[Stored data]
Segment Open
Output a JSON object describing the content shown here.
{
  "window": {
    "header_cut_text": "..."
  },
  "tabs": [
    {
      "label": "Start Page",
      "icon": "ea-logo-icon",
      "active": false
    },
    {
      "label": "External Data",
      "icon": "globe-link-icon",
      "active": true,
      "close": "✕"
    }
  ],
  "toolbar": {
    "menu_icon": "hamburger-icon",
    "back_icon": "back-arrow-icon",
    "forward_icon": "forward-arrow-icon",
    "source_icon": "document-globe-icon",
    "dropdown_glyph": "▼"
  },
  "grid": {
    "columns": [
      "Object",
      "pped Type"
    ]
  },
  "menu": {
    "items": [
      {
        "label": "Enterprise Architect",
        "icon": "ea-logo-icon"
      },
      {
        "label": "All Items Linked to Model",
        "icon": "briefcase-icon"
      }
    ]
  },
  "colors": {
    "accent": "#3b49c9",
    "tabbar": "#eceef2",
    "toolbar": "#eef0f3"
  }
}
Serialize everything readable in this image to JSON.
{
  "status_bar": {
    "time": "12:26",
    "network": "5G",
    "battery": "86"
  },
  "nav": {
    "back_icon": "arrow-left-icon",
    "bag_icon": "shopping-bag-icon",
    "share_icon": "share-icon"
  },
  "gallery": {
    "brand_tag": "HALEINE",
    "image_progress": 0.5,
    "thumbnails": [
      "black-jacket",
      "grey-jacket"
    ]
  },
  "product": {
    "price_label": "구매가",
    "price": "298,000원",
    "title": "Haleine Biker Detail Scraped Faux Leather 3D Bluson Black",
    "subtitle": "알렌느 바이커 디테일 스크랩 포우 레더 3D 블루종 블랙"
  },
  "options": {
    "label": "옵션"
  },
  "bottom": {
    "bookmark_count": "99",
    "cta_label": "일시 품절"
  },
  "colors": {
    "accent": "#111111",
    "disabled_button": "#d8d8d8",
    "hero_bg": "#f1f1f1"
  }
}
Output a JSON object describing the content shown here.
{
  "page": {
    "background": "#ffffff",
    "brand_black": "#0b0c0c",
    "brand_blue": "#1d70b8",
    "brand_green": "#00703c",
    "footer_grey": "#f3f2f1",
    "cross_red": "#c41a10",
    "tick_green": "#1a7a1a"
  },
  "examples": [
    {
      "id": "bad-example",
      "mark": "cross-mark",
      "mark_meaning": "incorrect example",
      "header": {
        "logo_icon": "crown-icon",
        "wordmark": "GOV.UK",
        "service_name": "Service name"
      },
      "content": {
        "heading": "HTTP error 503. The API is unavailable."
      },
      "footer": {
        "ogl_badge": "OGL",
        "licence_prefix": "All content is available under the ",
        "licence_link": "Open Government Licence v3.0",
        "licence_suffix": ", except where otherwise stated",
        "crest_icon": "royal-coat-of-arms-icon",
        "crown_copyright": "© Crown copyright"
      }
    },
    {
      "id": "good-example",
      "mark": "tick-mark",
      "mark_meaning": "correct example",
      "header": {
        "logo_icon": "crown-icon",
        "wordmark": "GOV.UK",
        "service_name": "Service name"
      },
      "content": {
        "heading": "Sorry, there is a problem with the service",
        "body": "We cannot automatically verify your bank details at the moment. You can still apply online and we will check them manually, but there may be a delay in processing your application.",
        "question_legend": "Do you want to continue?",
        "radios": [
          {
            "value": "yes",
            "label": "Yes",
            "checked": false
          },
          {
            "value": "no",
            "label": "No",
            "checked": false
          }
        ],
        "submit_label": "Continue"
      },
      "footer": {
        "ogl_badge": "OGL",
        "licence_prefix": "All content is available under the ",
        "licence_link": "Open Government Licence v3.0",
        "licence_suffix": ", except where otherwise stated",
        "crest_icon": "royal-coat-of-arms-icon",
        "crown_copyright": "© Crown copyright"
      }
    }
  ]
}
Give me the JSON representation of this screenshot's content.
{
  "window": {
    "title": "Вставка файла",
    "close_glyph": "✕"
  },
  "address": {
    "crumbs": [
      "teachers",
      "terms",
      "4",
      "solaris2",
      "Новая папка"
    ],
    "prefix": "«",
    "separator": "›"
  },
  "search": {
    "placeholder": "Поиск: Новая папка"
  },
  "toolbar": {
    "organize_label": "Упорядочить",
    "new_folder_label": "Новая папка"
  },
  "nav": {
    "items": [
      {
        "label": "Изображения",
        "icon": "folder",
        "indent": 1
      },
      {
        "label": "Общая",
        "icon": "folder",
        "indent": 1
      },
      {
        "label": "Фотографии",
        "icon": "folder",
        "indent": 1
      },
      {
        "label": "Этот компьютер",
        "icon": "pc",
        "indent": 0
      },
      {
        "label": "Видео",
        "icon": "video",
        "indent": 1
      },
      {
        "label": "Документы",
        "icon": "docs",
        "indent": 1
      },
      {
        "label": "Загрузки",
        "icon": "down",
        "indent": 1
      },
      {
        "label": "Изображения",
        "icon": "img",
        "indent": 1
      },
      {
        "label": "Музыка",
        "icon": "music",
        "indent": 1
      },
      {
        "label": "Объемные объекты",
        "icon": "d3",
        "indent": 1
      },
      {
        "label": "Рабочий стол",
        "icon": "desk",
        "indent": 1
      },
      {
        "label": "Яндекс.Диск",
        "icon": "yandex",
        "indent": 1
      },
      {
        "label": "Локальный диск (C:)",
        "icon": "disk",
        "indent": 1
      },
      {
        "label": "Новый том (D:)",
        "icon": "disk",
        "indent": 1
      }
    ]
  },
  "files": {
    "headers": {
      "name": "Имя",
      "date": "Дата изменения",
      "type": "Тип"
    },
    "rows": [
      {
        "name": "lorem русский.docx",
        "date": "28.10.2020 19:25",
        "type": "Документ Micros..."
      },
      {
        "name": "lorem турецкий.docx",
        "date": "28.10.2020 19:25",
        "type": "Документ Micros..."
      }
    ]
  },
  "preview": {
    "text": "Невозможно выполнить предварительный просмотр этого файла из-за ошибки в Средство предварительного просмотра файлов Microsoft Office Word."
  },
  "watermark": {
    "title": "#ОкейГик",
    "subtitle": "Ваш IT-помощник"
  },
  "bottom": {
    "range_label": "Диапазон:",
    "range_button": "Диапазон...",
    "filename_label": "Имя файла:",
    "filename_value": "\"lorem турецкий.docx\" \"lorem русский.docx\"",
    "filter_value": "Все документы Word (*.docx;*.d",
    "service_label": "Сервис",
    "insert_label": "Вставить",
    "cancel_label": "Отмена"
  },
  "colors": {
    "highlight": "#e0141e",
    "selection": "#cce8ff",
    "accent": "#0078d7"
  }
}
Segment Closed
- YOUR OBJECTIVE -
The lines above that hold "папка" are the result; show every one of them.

- RESPONSE BELOW -
      "Новая папка"
    "placeholder": "Поиск: Новая папка"
    "new_folder_label": "Новая папка"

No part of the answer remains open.